Because bylaws sometimes have a position called “President-Elect,” I am occasionally asked about the precise responsibilities of the office. A question back has to be “What responsibilities do the specific bylaws provide for the office?” That’s because there is no standard list of duties for a President-Elect in Robert’s Rules of Order Newly Revised, as there are for other officers. So different presidents-elect in different organizations may have different responsibilities based on the bylaws language creating the position.
For organizations that follow Robert’s, a President-Elect position exists only if expressly provided for in the bylaws. The sole function of the President-Elect provided by Robert’s is that the person automatically becomes President for a full term at the conclusion of the current President’s term. There are pros and cons to such a position (see below). Other than succeeding to the presidency, the office of Vice-President has no duties unless expressly provided in the Bylaws. As a result, if the President is missing from a meeting or vacates the position mid-year, Robert’s provides that the Vice-President (or senior Vice President if several)–and not the President-Elect–presides or completes the President’s term unless the Bylaws give those duties to the President-Elect. Takeaway? It’s best to have clear bylaws language on the President-Elect and Vice President’s duties!
In case it’s of interest, here’s a discussion of the office from one of my latest books, Robert’s Rules of Order Fast Track:
A president-elect is an elected officer who becomes president automatically the following term.
Not all organizations have a president-elect, and there are advantages and disadvantages to the position. A positive is that the president-elect can learn from the current president, be given certain duties, and prepare for their upcoming presidency. A negative is that the organization is selecting a president far in advance and has little control if members change their minds.
To keep a president-elect from becoming president would actually require removing the president-elect from office.

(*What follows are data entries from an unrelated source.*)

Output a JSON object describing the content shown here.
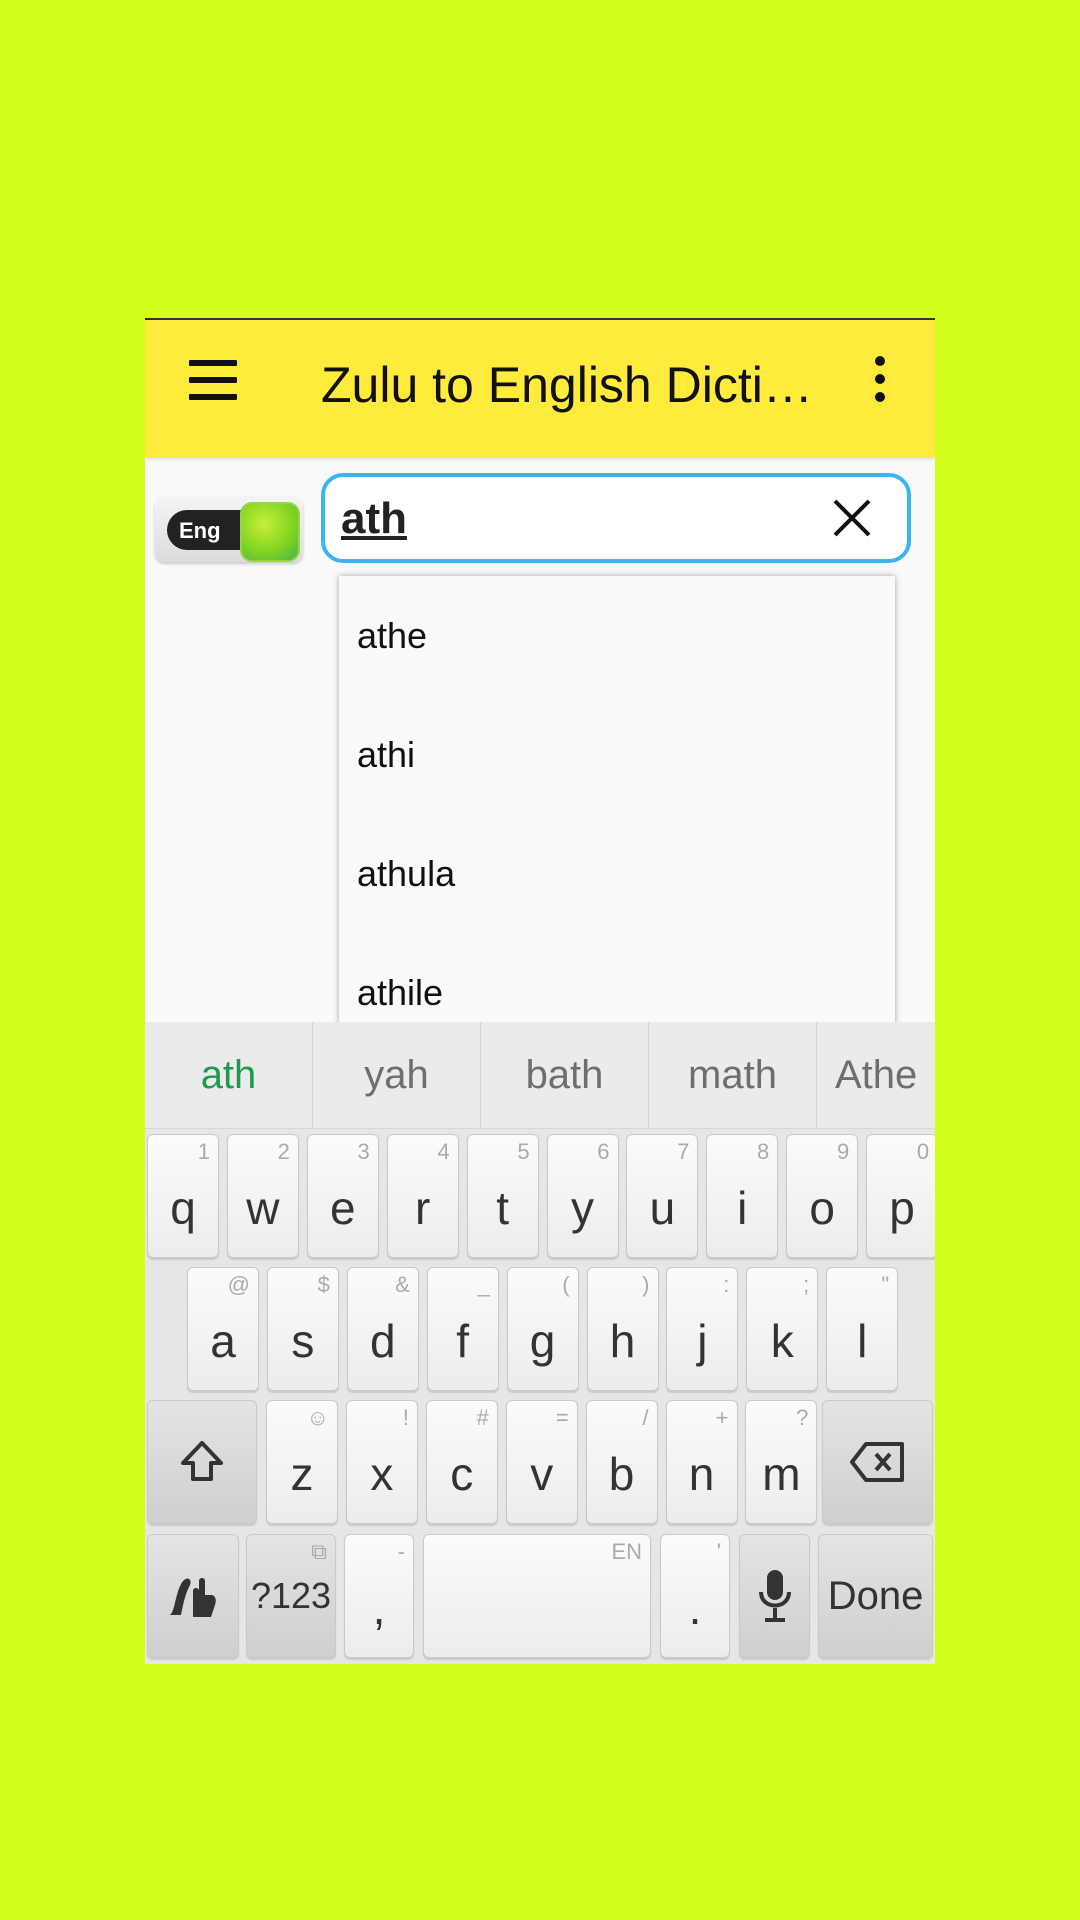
{
  "app": {
    "title": "Zulu to English Dicti…",
    "menu_icon": "hamburger-menu-icon",
    "overflow_icon": "more-vert-icon"
  },
  "language_toggle": {
    "label": "Eng",
    "state": "on"
  },
  "search": {
    "value": "ath",
    "clear_icon": "close-icon",
    "focus_color": "#39b5f0"
  },
  "suggestions": [
    "athe",
    "athi",
    "athula",
    "athile"
  ],
  "keyboard": {
    "candidates": [
      "ath",
      "yah",
      "bath",
      "math",
      "Athe"
    ],
    "row1": [
      {
        "key": "q",
        "hint": "1"
      },
      {
        "key": "w",
        "hint": "2"
      },
      {
        "key": "e",
        "hint": "3"
      },
      {
        "key": "r",
        "hint": "4"
      },
      {
        "key": "t",
        "hint": "5"
      },
      {
        "key": "y",
        "hint": "6"
      },
      {
        "key": "u",
        "hint": "7"
      },
      {
        "key": "i",
        "hint": "8"
      },
      {
        "key": "o",
        "hint": "9"
      },
      {
        "key": "p",
        "hint": "0"
      }
    ],
    "row2": [
      {
        "key": "a",
        "hint": "@"
      },
      {
        "key": "s",
        "hint": "$"
      },
      {
        "key": "d",
        "hint": "&"
      },
      {
        "key": "f",
        "hint": "_"
      },
      {
        "key": "g",
        "hint": "("
      },
      {
        "key": "h",
        "hint": ")"
      },
      {
        "key": "j",
        "hint": ":"
      },
      {
        "key": "k",
        "hint": ";"
      },
      {
        "key": "l",
        "hint": "\""
      }
    ],
    "row3": [
      {
        "key": "z",
        "hint": "☺"
      },
      {
        "key": "x",
        "hint": "!"
      },
      {
        "key": "c",
        "hint": "#"
      },
      {
        "key": "v",
        "hint": "="
      },
      {
        "key": "b",
        "hint": "/"
      },
      {
        "key": "n",
        "hint": "+"
      },
      {
        "key": "m",
        "hint": "?"
      }
    ],
    "symbols_label": "?123",
    "comma": ",",
    "comma_hint": "-",
    "space_hint": "EN",
    "period": ".",
    "period_hint": "'",
    "done_label": "Done"
  },
  "colors": {
    "background": "#d3ff1c",
    "appbar": "#ffeb3b",
    "candidate_primary": "#1f9a4b"
  }
}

Also, for organizations where an existing officer ascends through vice president, president-elect, and president, the office can lengthen an already lengthy commitment.Robert’s Rules of Order Fast Track, p. 100.